People use “God” in many ways. See my post on “God Definitions“. But a very common core god for most people is this:
God = What I value; What I find Inspiring; What gives me awe.
All of these sentences contain two elements: “I” and positive emotions which are difficult to express. So simpler translation of this core god is:
God = what makes me feel good.
Here are a few more points about the “Feel-God” god:
- Some people are willing to let this feel-good god remain private. Some people want to share their feel-good god (some more aggressively than others).
- Some people surround the feel-good god with theology, some don’t.
- Granted, some people are so self-destructive that their “Feel-Good god” seems horrible to us. But the sad thing is, it serves them in some way. This service gives their brain the similar rewards that other feel-good gods do.
- Even atheists are sometimes willing to redefine God to keep all the positive cultural notions, to bond to others and to still have a lofty notion for what makes them feel good.
- Many non-theist Buddhists, find other ways to capture this god within their theology/philosophy.
As an example of the deifying what we value I thought I’d share this video which I found on Ian’s site where he says “Amen Brother“. This is a very touching video of a young man who has gone through much suffering with an illness and yet survived and has hope. He tells us “I have faith in people, I believe in God, and the Internet is my religion.” He also tells us that “Humanity connected is God!”
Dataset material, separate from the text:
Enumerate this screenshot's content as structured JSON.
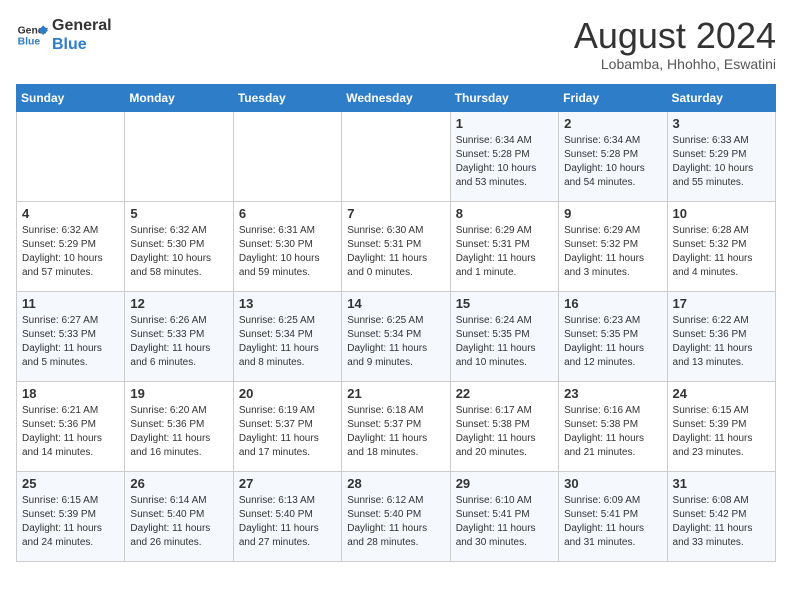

For this young man, the good things that happened and allowed him to live were a result of the internet which caused connectedness between people who helped him. Connectedness may not be everyone’s feel-good god. But the educated listeners in that room (and reading this blog) get what he is saying and probably love the internet too. His story is touching to them. They thus allow the sanctification of that feeling with the word “god” in that room at that time — it helps them get a hold on their emotions and feel connected and more secure.
Yet all he is saying is : “I am thankful for what I have and I want this for others”. They he sanctifies his feeling with the word “god”.
But imagine any fundamentalist religious person stirring the emotions of people with huge commonalities. Then sanctify their message with “God”. Does it seem OK to you now? This magic works on our brain — that is why it persists in atheists and theists alike.